Democrats vowed Sunday to introduce legislation to reverse President Trump’s orders implementing a travel ban from certain countries, with at least one senator saying the moves should lead to slower consideration of the president’s top Cabinet nominees.
“These orders go against what America has always been about. The orders make us less humanitarian, less safe, less American,” Senate Minority Leader Charles E. Schumer (D-N.Y.) said during his regularly scheduled news Sunday morning conference in New York as he announced that his colleagues were working on new legislation.
“We’re demanding the president reverse these executive orders that go against what we are, everything we have always stood for,” he said.
Schumer choked up as he described the chaos the orders had caused. Trump’s order was “mean-spirited and un-American,” he said. “It was implemented in a way that created chaos and confusion across the country, and it will only serve to embolden and inspire those around the globe those that will do us harm. It must be reversed immediately.”
“We will fight this,” he added. “Many of you may not know this — my middle name is Ellis. I was named after Uncle Ellis who was named after Ellis Island. This fight’s in my bones. It’s on my birth certificate.”
Senior aides said several Democratic lawmakers were working on legislative remedies. Among them is Sen. Christopher Murphy (D-Conn.), a member of the Foreign Relations Committee, who said he plans to introduce a bill that would overturn Trump’s orders by forcing him to comply with the 1965 Immigration and Nationality Act, which banned discrimination against immigrants on the basis of national origin.
“I think ultimately this ban will be struck down by the courts, but we need to put legislation on the table that Republicans could support, that overturns the ban,” he said in an interview on Sunday.
Trump “clearly campaigned on this ban but the fact that he put no thought into how it was drafted or how it would be implemented is incredibly dangerous,” Murphy added.
Given that stance, Murphy said Democrats must now “force a debate” this week on Trump’s orders by slowing the consideration of all of his remaining Cabinet nominees, especially Rex Tillerson, set to serve as the next secretary of state.
“We should take every ounce of time that we’re allowed on these nominees, to talk about the disaster that has been the first week of this administration especially when it comes to foreign policy,” he said.
Murphy noted that the Senate quickly confirmed James Mattis, the widely respected former Marine general, to serve as defense secretary, “because he assured us that he was going to argue against the very ban he watched Trump sign.
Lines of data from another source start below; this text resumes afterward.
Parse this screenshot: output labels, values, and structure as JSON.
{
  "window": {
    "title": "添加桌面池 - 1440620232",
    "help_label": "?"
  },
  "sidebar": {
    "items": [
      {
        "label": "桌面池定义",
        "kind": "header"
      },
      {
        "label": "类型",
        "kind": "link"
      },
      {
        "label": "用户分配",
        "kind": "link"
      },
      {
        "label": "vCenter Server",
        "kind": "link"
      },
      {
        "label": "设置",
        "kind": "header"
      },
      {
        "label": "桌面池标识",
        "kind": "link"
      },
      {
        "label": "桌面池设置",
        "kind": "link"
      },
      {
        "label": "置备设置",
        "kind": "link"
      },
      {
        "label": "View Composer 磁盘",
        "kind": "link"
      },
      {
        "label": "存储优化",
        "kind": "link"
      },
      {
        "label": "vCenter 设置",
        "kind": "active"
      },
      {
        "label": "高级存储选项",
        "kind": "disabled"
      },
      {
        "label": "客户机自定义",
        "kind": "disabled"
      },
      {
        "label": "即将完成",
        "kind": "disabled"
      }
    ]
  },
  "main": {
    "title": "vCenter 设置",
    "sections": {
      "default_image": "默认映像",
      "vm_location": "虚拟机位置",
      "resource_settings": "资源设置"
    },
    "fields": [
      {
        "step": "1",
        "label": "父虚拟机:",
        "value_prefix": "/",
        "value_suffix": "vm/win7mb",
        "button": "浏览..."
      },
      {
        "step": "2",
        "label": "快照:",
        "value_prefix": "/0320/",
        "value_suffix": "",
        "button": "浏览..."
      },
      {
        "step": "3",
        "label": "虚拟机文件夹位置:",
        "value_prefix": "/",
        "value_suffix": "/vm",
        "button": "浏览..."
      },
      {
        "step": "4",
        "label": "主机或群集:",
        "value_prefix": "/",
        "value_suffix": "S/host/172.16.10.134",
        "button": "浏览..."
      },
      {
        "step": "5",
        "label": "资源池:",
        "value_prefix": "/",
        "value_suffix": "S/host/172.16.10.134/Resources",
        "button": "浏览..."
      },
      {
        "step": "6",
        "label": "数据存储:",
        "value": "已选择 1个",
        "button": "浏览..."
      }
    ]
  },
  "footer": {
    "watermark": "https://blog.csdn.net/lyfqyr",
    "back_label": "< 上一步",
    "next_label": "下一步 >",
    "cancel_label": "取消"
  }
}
Many of us gave the president and his Cabinet a little benefit of the doubt last week. I don’t see that there’s any reason that that should continue.”
“Almost every single one of these nominees try to prop up their nomination by contradicting Trump in their confirmation hearing. It’s pretty clear now that Donald Trump and Steve Bannon are running this administration and the nominees that have been confirmed thus far have been marginalized,” Murphy added.
Schumer said he believed legislation could easily move through the Senate given the growing opposition from key Republicans, including Sens. John McCain (Ariz.), Ben Sasse (Neb.) and others.
“If we get a few more Republicans I think we might be able to get legislation to overturn it. It’ll be up to getting more Republicans,” he said.
On Saturday, Murphy tweeted an image of Alan Kurdi, a 3-year old Syrian boy who drowned as he and his parents were trying to flee their home country.
“To my colleagues: don’t ever again lecture me on American moral leadership if you chose to be silent today,” Murphy tweeted.
To my colleagues: don’t ever again lecture me on American moral leadership if you chose to be silent today. pic.twitter.com/XW7sjmCcXh
— Chris Murphy (@ChrisMurphyCT) January 28, 2017